Elim, to the north-west of Sinai. Shaw says there are now only nine fountains. (Haydock)
Strabo mentions a place of this description, five days' journey from Jericho, which was consecrated to the gods. (B. xvi. p. 511.) (Calmet)
We might here, (at the conclusion of the third age, according to those who call the deluge the first, and Abraham's call, the second,) pause, with Dr. Worthington, to take a view of the progress of the Church, and of the true doctrine, which has at all times been believed. But the attentive reader of the sacred text, and of these notes, will find this done to his hand almost in every page. Meditate upon these things. Take heed to thyself and to doctrine, be earnest in them, 1 Timothy iv. 15. The holy Job probably lived about this time, so that his book may serve to corroborate those truths, which were the objects of faith to some good men living among the Gentiles, as well as to the more favoured nation of the Jews. (Haydock)

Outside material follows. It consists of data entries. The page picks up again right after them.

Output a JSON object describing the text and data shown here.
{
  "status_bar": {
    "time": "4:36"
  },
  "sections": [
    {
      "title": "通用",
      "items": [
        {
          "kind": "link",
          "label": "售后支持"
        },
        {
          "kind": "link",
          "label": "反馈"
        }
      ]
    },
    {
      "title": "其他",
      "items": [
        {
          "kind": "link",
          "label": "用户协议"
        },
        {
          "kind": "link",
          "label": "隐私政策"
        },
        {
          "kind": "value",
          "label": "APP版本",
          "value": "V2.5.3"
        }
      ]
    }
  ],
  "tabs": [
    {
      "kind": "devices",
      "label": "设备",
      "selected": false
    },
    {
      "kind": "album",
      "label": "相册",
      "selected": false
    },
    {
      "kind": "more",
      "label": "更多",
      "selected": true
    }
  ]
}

They arrived at a place called Elim, where there were twelve very pure springs of water and a multitude of seventy flourishing palm trees. See the mystery of God—how, after the bitterness of the law, the richness of gospel piety abounds. There the one spring is harsh to drink, but here the many are all sweet to imbibe. Once there was no refreshment after weariness, but now there is refreshment after labor. For springs are at the disposal of the thirsty, and palms are offered to victors. Palms are offered to victors, I say, because after the hardness of the law it is a victory to have arrived at the grace of the gospel. For part of the victor’s reward is to moisten his mouth from a flowing spring and to take the triumphal palm in his hand. With the spring the confessor’s tongue is purified, and with the palm the martyr’s hand is honored—the former because it has praised the glory of Christ, the latter because it has refused the altar of sacrilege.